The stock shock is 320mm eye to eye, the GSXR600/750 shocks are 315mm(measured on my CNC with a Renishaw probe). So you are -5mm on the shock length.
That makes a larger difference at the swing arm due to the linkage involved. I think it was about 10mm.
Flipping the stock upper mount is either +14 or 15mm(I don't have my notes in front of me).
A good friend that owns a suspension company said he starts with about 330mm shock length when he is setting up a N400. Most of the bikes he works with are race/track bikes and he is setting K-tech or Ohlins shocks to that length as a starting point.
Flipping the stock mount and going to the GSXR shock is the equivalent of a 329-330mm adjustable length shock chassis/geometry wise.
If you just swap the GSXR shock in without flipping the mount, I would recommend raising the forks in the triple clamps(dropping the front lower) to keep the bike from wanting to run wide.
My wife's bike has a 2020 GSXR750(lighter spring than the 600) rear, but the upper mount isn't flipped. The forks are set 35mm above the top triple clamp(not above the handlebar clamps).
I would not recommend dropping the front any further than that, as you could bottom the forks into the lower triple clamp!
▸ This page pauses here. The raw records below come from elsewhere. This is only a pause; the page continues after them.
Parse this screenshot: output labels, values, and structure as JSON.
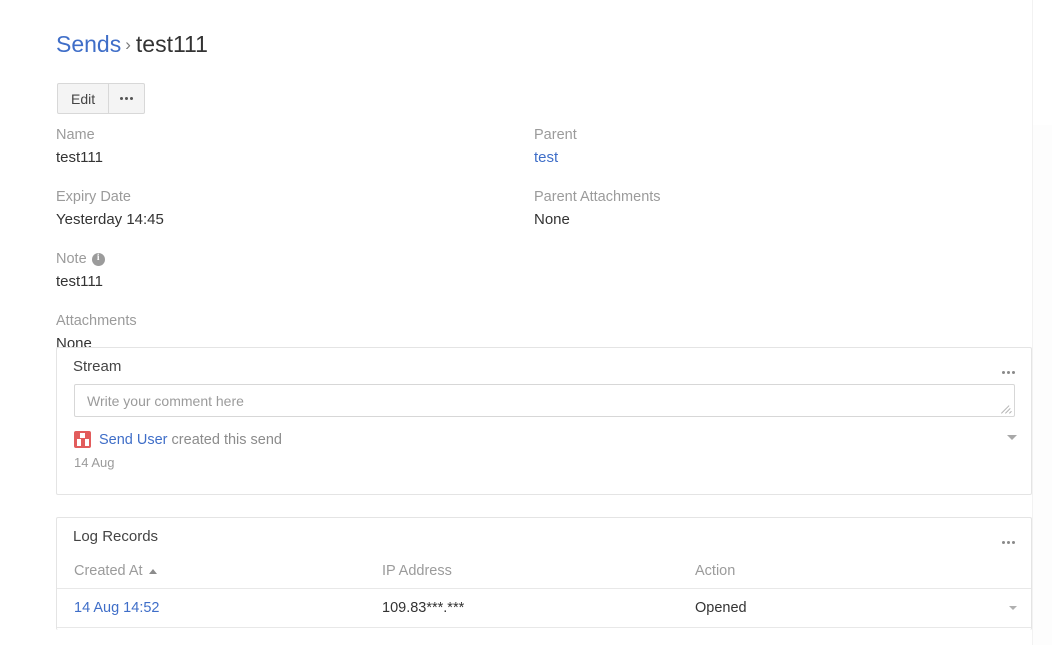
{
  "breadcrumb": {
    "parent_label": "Sends",
    "separator": "›",
    "current_label": "test111"
  },
  "toolbar": {
    "edit_label": "Edit",
    "more_label": "more-actions"
  },
  "details": {
    "left_column": [
      {
        "label": "Name",
        "value": "test111",
        "is_link": false,
        "has_info": false
      },
      {
        "label": "Expiry Date",
        "value": "Yesterday 14:45",
        "is_link": false,
        "has_info": false
      },
      {
        "label": "Note",
        "value": "test111",
        "is_link": false,
        "has_info": true
      },
      {
        "label": "Attachments",
        "value": "None",
        "is_link": false,
        "has_info": false
      }
    ],
    "right_column": [
      {
        "label": "Parent",
        "value": "test",
        "is_link": true,
        "has_info": false
      },
      {
        "label": "Parent Attachments",
        "value": "None",
        "is_link": false,
        "has_info": false
      }
    ]
  },
  "stream": {
    "title": "Stream",
    "comment_placeholder": "Write your comment here",
    "comment_value": "",
    "post": {
      "user": "Send User",
      "action_text": "created this send",
      "date": "14 Aug"
    }
  },
  "log_records": {
    "title": "Log Records",
    "columns": [
      {
        "label": "Created At",
        "sort": "asc"
      },
      {
        "label": "IP Address",
        "sort": ""
      },
      {
        "label": "Action",
        "sort": ""
      }
    ],
    "rows": [
      {
        "created_at": "14 Aug 14:52",
        "ip_address": "109.83***.***",
        "action": "Opened"
      }
    ]
  },
  "colors": {
    "link": "#3f6ec8",
    "muted_label": "#9b9b9b",
    "text": "#333333",
    "avatar": "#e25c5c",
    "panel_border": "#e4e4e4"
  }
}
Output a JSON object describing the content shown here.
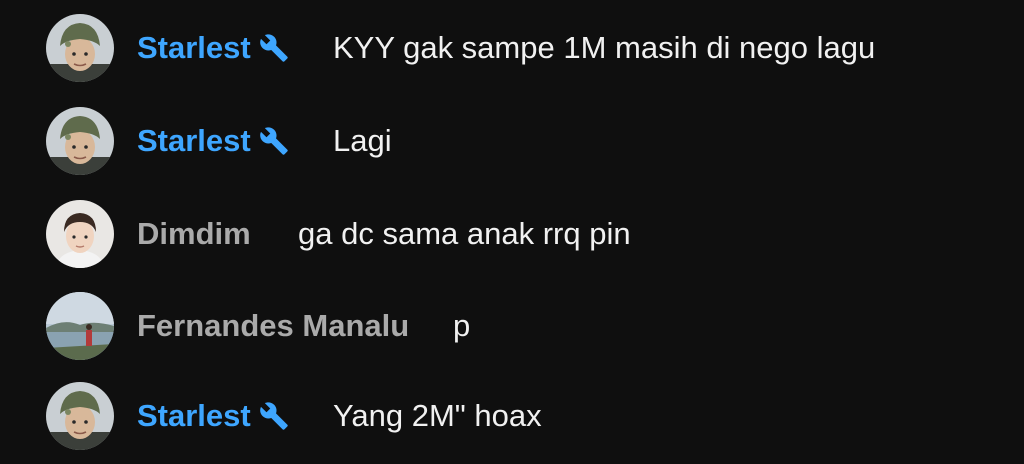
{
  "messages": [
    {
      "author": "Starlest",
      "role": "moderator",
      "badge_icon": "wrench-icon",
      "text": "KYY gak sampe 1M masih di nego lagu",
      "avatar": "avatar-soldier-helmet"
    },
    {
      "author": "Starlest",
      "role": "moderator",
      "badge_icon": "wrench-icon",
      "text": "Lagi",
      "avatar": "avatar-soldier-helmet"
    },
    {
      "author": "Dimdim",
      "role": "viewer",
      "text": "ga dc sama anak rrq pin",
      "avatar": "avatar-young-man"
    },
    {
      "author": "Fernandes Manalu",
      "role": "viewer",
      "text": "p",
      "avatar": "avatar-lake-landscape"
    },
    {
      "author": "Starlest",
      "role": "moderator",
      "badge_icon": "wrench-icon",
      "text": "Yang 2M\" hoax",
      "avatar": "avatar-soldier-helmet"
    }
  ],
  "colors": {
    "background": "#0f0f0f",
    "moderator_name": "#3ea6ff",
    "viewer_name": "#aaaaaa",
    "message_text": "#f1f1f1"
  }
}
My 400 has a stock flipped upper shock mount, 2014 GSXR600 shock, fork tubes set 28mm above the top triple clamp, and I run the taller 140/70 rear tire. It goes where I point it--- on the brakes, mid-corner, on the gas, it goes where I point it.
I have cartridge kits up front that are sprung for my weight, but the shock upgrade(along with raising the rear) was a much better bang for the buck upgrade than the $650 I spent on cartridges(Andreani) and Ohlins oil.
The damping rates on the GSXR shock are on the stiff side for me on the bumpy roads we have around here, but it works really well on the track. I drilled a second hole in my linkage(like @BMHS
) that I use on the street.
I would recommend you read this if you haven't already:
Shock Swap w/cur gen GSX-R 600/750